Tier 3 violations are usually deliberate violations or repeated Tier 2 violations. Depending on the individual’s previous compliance history, the possible sanctions for Tier 3 violations include termination of contract and/or loss of license.

It is important to be aware that all violations of HIPAA by workforce members that result in an impermissible disclosure of unsecured Protected Health Information (PHI) must be notified to HHS’ Office for Civil Rights. If the motive behind the violation is personal gain or malicious harm, HHS’ Office for Civil Rights can refer the notification to the Department of Justice to pursue a criminal conviction under §1177 of the Social Security Act.

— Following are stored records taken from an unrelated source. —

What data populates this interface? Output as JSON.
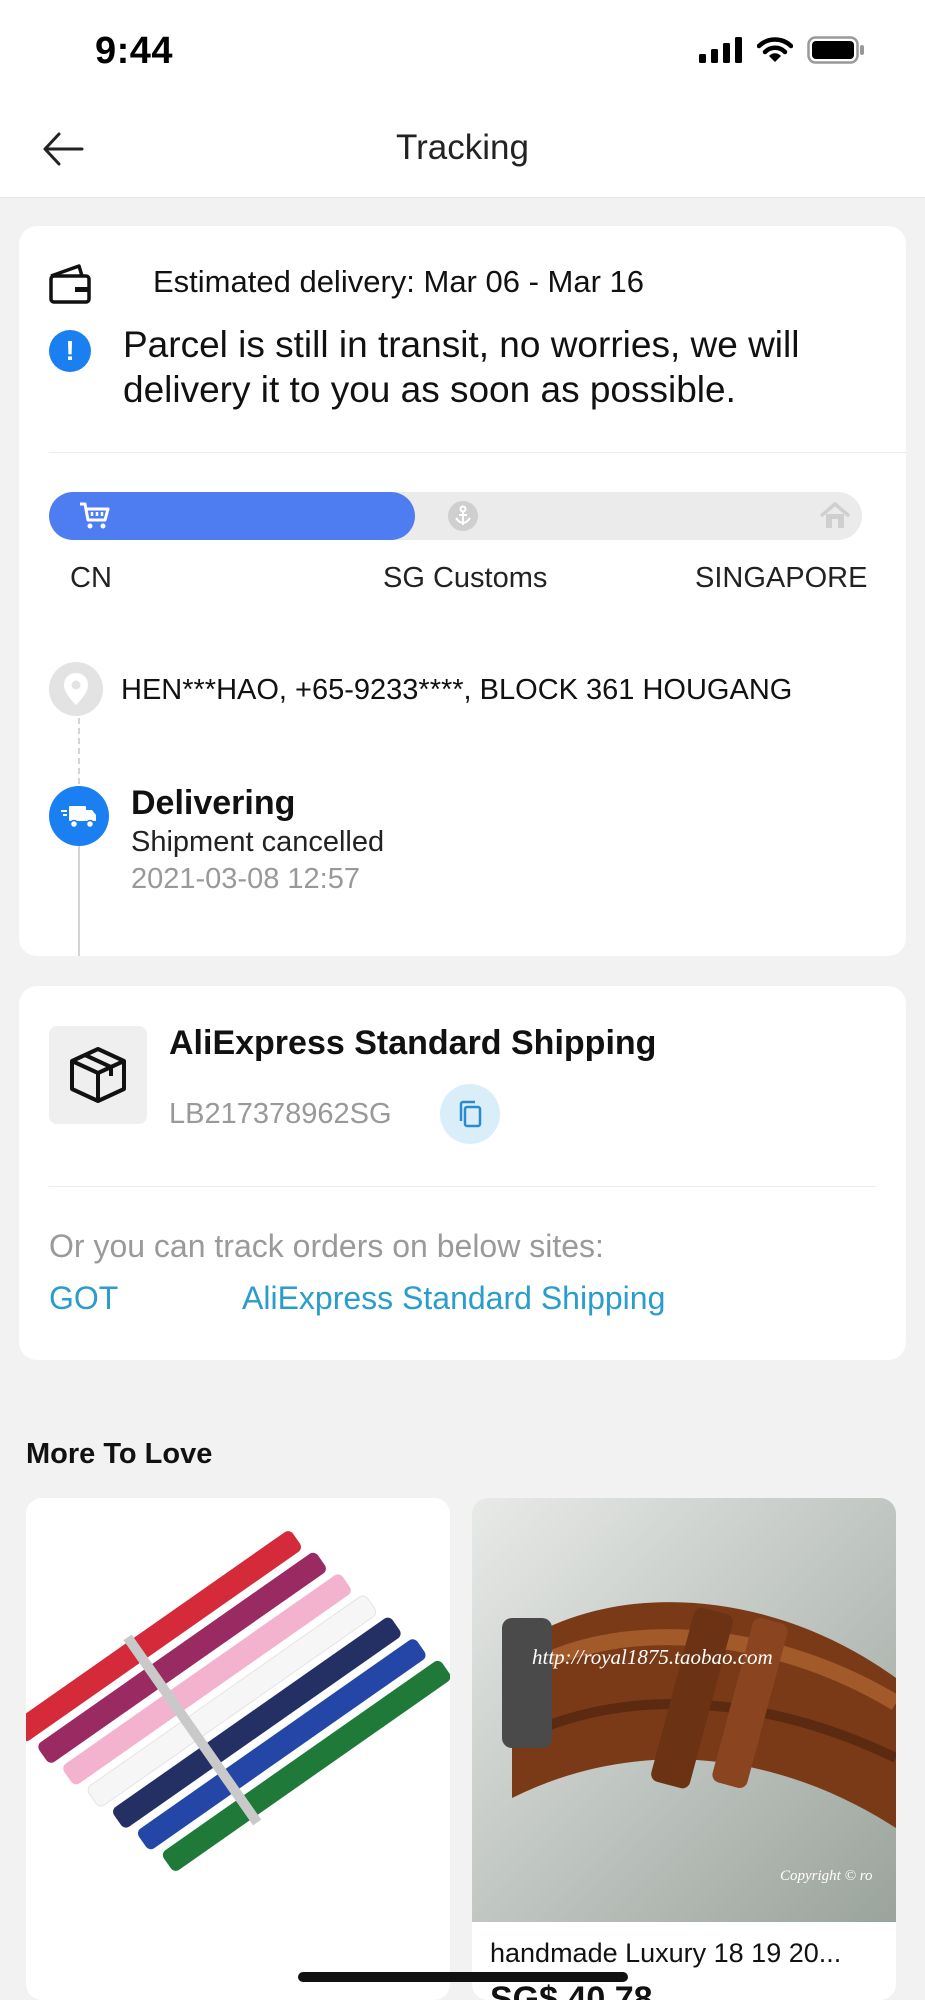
{
  "status_bar": {
    "time": "9:44"
  },
  "header": {
    "title": "Tracking"
  },
  "delivery": {
    "estimated": "Estimated delivery: Mar 06 - Mar 16",
    "message": "Parcel is still in transit, no worries, we will delivery it to you as soon as possible.",
    "progress_stages": [
      "CN",
      "SG Customs",
      "SINGAPORE"
    ],
    "progress_fraction": 0.45,
    "accent_color": "#4e7df2",
    "address": "HEN***HAO,  +65-9233****,  BLOCK 361 HOUGANG",
    "event": {
      "title": "Delivering",
      "description": "Shipment cancelled",
      "time": "2021-03-08 12:57"
    }
  },
  "shipping": {
    "name": "AliExpress Standard Shipping",
    "tracking_number": "LB217378962SG",
    "hint": "Or you can track orders on below sites:",
    "links": [
      "GOT",
      "AliExpress Standard Shipping"
    ],
    "link_color": "#2a9dcc"
  },
  "more_to_love": {
    "title": "More To Love",
    "products": [
      {
        "name": "",
        "price": ""
      },
      {
        "name": "handmade Luxury 18 19 20...",
        "price": "SG$ 40.78",
        "image_watermark": "http://royal1875.taobao.com",
        "image_copyright": "Copyright © ro"
      }
    ]
  }
}
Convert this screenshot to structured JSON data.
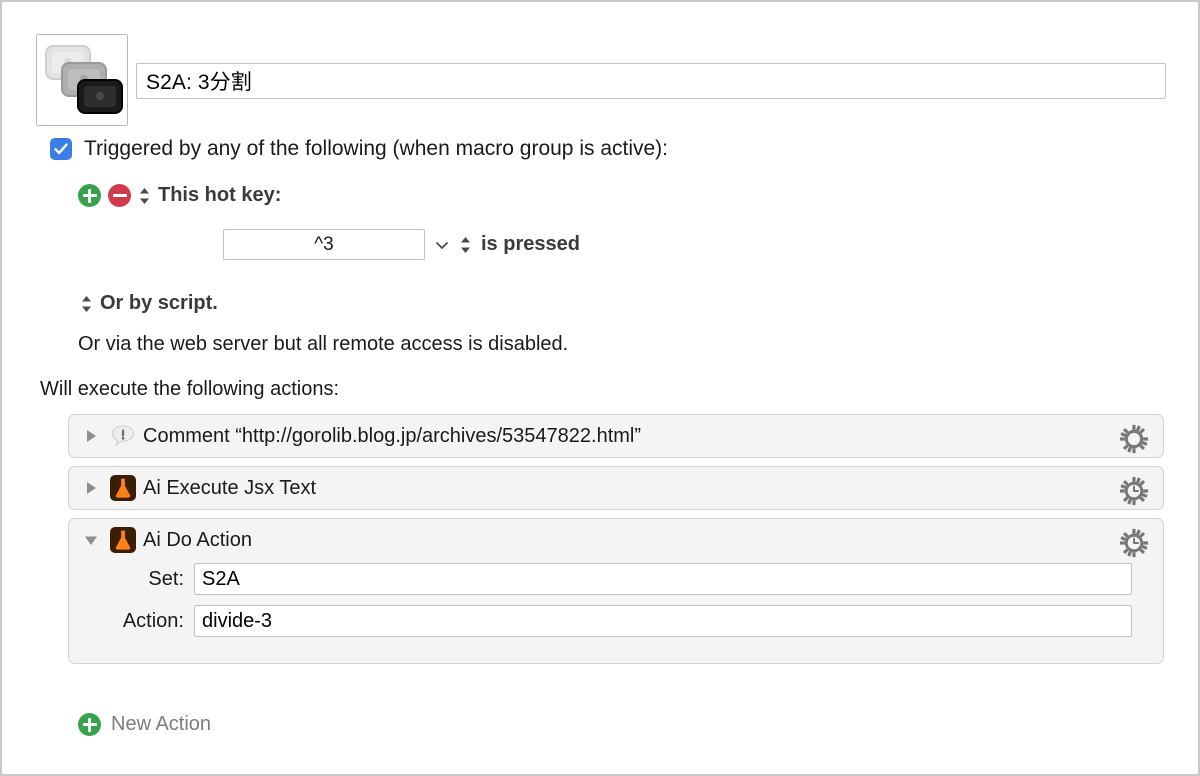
{
  "window": {
    "macro_icon_name": "stacked-screens-icon"
  },
  "header": {
    "title_value": "S2A: 3分割",
    "title_placeholder": "Macro Name"
  },
  "trigger": {
    "checkbox_checked": true,
    "label": "Triggered by any of the following (when macro group is active):",
    "add_button_label": "+",
    "remove_button_label": "−",
    "hot_key_label": "This hot key:",
    "hot_key_value": "^3",
    "hot_key_condition": "is pressed",
    "script_label": "Or by script.",
    "webserver_label": "Or via the web server but all remote access is disabled."
  },
  "actions": {
    "heading": "Will execute the following actions:",
    "items": [
      {
        "title": "Comment “http://gorolib.blog.jp/archives/53547822.html”",
        "icon": "comment-bubble-icon",
        "expanded": false,
        "disclosure": "collapsed",
        "gear": "gear-icon"
      },
      {
        "title": "Ai Execute Jsx Text",
        "icon": "illustrator-flask-icon",
        "expanded": false,
        "disclosure": "collapsed",
        "gear": "gear-clock-icon"
      },
      {
        "title": "Ai Do Action",
        "icon": "illustrator-flask-icon",
        "expanded": true,
        "disclosure": "expanded",
        "gear": "gear-clock-icon",
        "fields": [
          {
            "label": "Set:",
            "value": "S2A"
          },
          {
            "label": "Action:",
            "value": "divide-3"
          }
        ]
      }
    ],
    "new_action_label": "New Action"
  },
  "colors": {
    "accent_blue": "#3b7ee8",
    "add_green": "#36a24a",
    "remove_red": "#cf3b4b",
    "illustrator_orange": "#ff7f18",
    "illustrator_dark": "#3a1f04",
    "row_bg": "#f4f4f4",
    "row_border": "#d2d2d2"
  }
}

HIPAA Violations by Covered Entities and Business Associates

Nobody knows the true scale of HIPAA violations by covered entities and business associates because the only public sources of information are HHS’ Office for Civil Rights (OCR) and Centers for Medicare and Medicaid Services (CMS). OCR enforces HIPAA compliance with the Privacy, Security, and Breach Notification Rules, while CMS enforces HIPAA compliance with Part 162 of HIPAA (Transactions and Code Sets, Operating Rules, etc.).

From the data available as of December 31, 2023, it is known that OCR receives around 5,000 justified reports of HIPAA violations each year (excluding data breaches) and CMS receives fewer than 100 justified reports of HIPAA violations. The majority of HIPAA violations by covered entities and business associates are resolved via technical assistance and corrective action plans. Very few complaints are resolved with civil monetary penalties.

An even smaller proportion of HIPAA data breaches are resolved by civil monetary penalties. In 2021 – the most recent data currently available – OCR received 64,180 notifications of data breaches, yet only two enforcement actions were settled with civil monetary penalties and only 554 corrective action plans were applied. The remaining notifications were “closed” due to OCR receiving assurances the causes of the breaches had been addressed.

However, while it would appear that very little happens if you violate HIPAA as a covered entity or business associate, that is not the case. Technical assistance can incur expenses, and corrective actions plans require the revision of policies and procedures, the implementation of additional Security Rule safeguards, and the provision of refresher HIPAA training. In indirect costs alone, it can cost millions of dollars to comply with a multi-year corrective action plan.

Why it is Best to Avoid Violating HIPAA

Because what happens if you violate HIPAA as a workforce member can vary from a verbal warning to loss of employment, a significant fine, and a prison sentence (if convicted of a HIPAA felony violation), it is best to comply with your employer’s workplace policies and avoid violating HIPAA regardless of the motive.

For covered entities and business associates who violate HIPAA, although it may seem the penalties for HIPAA violations are non-financial in most cases, technical assistance and corrective action plans can incur significant indirect costs. In addition, the measures implemented to comply with corrective action plans can result in negative patient outcomes.

Workforce members who are unsure about their employer’s workplace policies and the sanctions for violating them should speak with the organization’s HIPAA Privacy Officer. Covered entities and business associates who are unsure they comply with HIPAA should download our HIPAA compliance checklist or seek professional compliance advice.

About Liam Johnson
Liam Johnson has produced articles about HIPAA for several years. He has extensive experience in healthcare privacy and security. With a deep understanding of the complex legal and regulatory landscape surrounding patient data protection, Liam has dedicated his career to helping organizations navigate the intricacies of HIPAA compliance. Liam focusses on the challenges faced by healthcare providers, insurance companies, and business associates in complying with HIPAA regulations. Liam has been published in leading healthcare publications, including The HIPAA Journal. Liam was appointed Editor-in-Chief of The HIPAA Guide in 2023. Contact Liam via LinkedIn: https://www.linkedin.com/in/liamhipaa/